Gilberto López y Rivas
The principle of self-determination, understood as the right of peoples and nations to freely choose their political, economic and cultural regime, including the formation of an independent state, and to resolve all questions related to their existence, was consolidated as a fundamental element of the international legal framework, at least formally, after World War II, when the Charter of the United Nations specified the equal rights of nations and the self-determination of peoples. The principle of self-determination is enshrined in several international documents, such as the Atlantic Charter of 1941, the United Nations Declaration of 1942, the Yalta Conference of 1945, among others. The end of the war in 1945, its ideological and political repercussions, and the liberation movement of the peoples of Africa and Asia during the following decades, resulted in the formation of more than 50 states, which emerged in opposition to the colonial and neocolonial powers that triumphed in that war, such as the United States, England and France, as well as against other metropolises such as Portugal, Belgium, Holland, Germany, Italy and Japan. This principle appears to be formulated as a generic criterion, in which concrete circumstances are responsible for giving precise content to this right and, most of the time, with little compliance by the states.
Historically, self-determination has its early origins in the principle of nationalities, which finds the same doctrinal bases that gave rise to the emergence of the modern nation and the principle of national sovereignty.

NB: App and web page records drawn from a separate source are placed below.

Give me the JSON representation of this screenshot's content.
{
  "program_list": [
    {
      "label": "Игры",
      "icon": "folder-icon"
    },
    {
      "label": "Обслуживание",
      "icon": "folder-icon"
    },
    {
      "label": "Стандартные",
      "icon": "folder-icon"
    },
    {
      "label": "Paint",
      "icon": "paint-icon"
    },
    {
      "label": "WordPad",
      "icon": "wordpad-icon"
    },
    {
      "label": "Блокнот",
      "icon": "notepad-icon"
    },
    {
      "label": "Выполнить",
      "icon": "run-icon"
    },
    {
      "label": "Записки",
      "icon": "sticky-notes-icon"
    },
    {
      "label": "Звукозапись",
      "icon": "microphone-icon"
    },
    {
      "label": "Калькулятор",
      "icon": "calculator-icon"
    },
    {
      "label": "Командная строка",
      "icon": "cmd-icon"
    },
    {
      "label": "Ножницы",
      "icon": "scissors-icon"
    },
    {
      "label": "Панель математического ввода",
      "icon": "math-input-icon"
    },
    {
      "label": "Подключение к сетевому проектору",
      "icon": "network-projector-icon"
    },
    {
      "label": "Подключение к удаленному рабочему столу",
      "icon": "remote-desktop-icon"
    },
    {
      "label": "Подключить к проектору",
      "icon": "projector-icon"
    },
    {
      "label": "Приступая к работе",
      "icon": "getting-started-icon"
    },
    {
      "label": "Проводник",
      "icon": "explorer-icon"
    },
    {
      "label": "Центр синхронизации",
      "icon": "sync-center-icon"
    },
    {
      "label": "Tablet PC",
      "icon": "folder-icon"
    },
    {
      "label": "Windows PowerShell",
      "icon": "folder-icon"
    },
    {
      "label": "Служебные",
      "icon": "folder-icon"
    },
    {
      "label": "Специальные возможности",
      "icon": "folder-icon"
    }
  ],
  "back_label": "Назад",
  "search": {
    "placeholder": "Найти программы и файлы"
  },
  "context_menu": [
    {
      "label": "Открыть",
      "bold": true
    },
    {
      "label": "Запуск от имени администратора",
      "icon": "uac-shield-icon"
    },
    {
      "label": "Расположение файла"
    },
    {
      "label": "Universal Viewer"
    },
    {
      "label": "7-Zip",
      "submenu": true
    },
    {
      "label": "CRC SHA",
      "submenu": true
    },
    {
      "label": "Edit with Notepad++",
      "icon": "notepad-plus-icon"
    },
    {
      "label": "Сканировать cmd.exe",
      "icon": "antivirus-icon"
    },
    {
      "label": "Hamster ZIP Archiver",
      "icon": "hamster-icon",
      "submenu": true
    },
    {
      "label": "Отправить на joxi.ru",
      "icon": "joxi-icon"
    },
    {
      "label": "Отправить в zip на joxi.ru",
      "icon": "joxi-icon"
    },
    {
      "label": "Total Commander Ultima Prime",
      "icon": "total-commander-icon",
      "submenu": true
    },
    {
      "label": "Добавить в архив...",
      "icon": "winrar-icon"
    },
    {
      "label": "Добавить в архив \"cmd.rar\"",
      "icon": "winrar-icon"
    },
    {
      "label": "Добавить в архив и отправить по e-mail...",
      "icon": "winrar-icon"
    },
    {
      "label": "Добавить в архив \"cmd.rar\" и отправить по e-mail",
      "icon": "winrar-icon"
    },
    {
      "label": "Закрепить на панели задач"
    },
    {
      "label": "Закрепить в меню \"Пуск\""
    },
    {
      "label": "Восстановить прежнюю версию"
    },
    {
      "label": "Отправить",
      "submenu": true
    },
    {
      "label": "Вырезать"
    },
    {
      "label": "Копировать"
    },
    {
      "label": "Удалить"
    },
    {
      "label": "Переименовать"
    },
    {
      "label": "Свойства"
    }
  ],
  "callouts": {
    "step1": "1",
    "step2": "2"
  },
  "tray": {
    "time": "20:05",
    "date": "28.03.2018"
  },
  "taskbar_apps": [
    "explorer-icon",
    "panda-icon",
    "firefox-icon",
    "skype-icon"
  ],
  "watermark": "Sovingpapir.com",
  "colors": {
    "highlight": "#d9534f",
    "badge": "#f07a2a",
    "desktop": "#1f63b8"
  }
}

The principle of nationalities was fully formulated in the first half of the last century, at a time of nationalist effervescence which implied, in essence, that each nationality had the right to have its own State. However, the principle of nationality stems from the ideas of the French Revolution and the Constitution of 1791, which states that peoples and states shall enjoy equal natural rights and shall be subject to the same rules of justice. By introducing the principle of popular sovereignty, the French Revolution fundamentally alters the prevailing conception of the State, by unifying the idea of a political unit, together with the formal will of a people that becomes a nation. From the revolutionary theory that the people have the right to choose their own government, that is, a process that takes place from the bottom up, we move to the claim that they can also be integrated into one or another State, or that they can constitute a State of their own.
As a consequence of the democratization of the idea of the state as a product of the popular will and the integration of the citizen into a common political form, the nation-state, nationalism, which spread to all corners of the world, took the theoretical form of national independence or self-determination, beyond the intention of its original creators. The principle of nationalities by the French revolutionaries was applied selectively and in accordance with the interests of the nascent bourgeoisies, which denied this right to the peoples of their own overseas colonies or to peoples whose independence was not relevant to the stability of the European political space.
The principle of nationalities in fact constituted the political expression of the European bourgeoisies in the consolidation of their national states, and an instrument of struggle against the dynastic systems that disposed of populations and territories at their discretion. Under this principle, the unification of Germany and Italy, and of other European states that were established at the expense of the old multinational Russian, Turkish and Austro-Hungarian empires was carried out.
However, in the period of world capitalist expansion, the bourgeoisie of the countries in which the principle of nationalities had been proclaimed, renounced its application, since the ideal of their ruling classes was no longer the national state based on territorial continuity, but a multinational state of a particular type: the neocolonial empire. In the face of the mass production standardization brought about by the Industrial Revolution, the capitalists of these metropolises export their capital to the colonies in search of new markets and new sources of raw materials. And so, the European bourgeoisie had no intention of extending the principle of nationalities to the colonial peoples, expressing the contradictions between the metropolitan ideal and the colonialist realities and practices that anti-colonial movement theoreticians would soon reproach old Europe for.
This piece was published in La Jornada on May 13th, 2022. https://www.jornada.com.mx/2022/05/13/opinion/018a2pol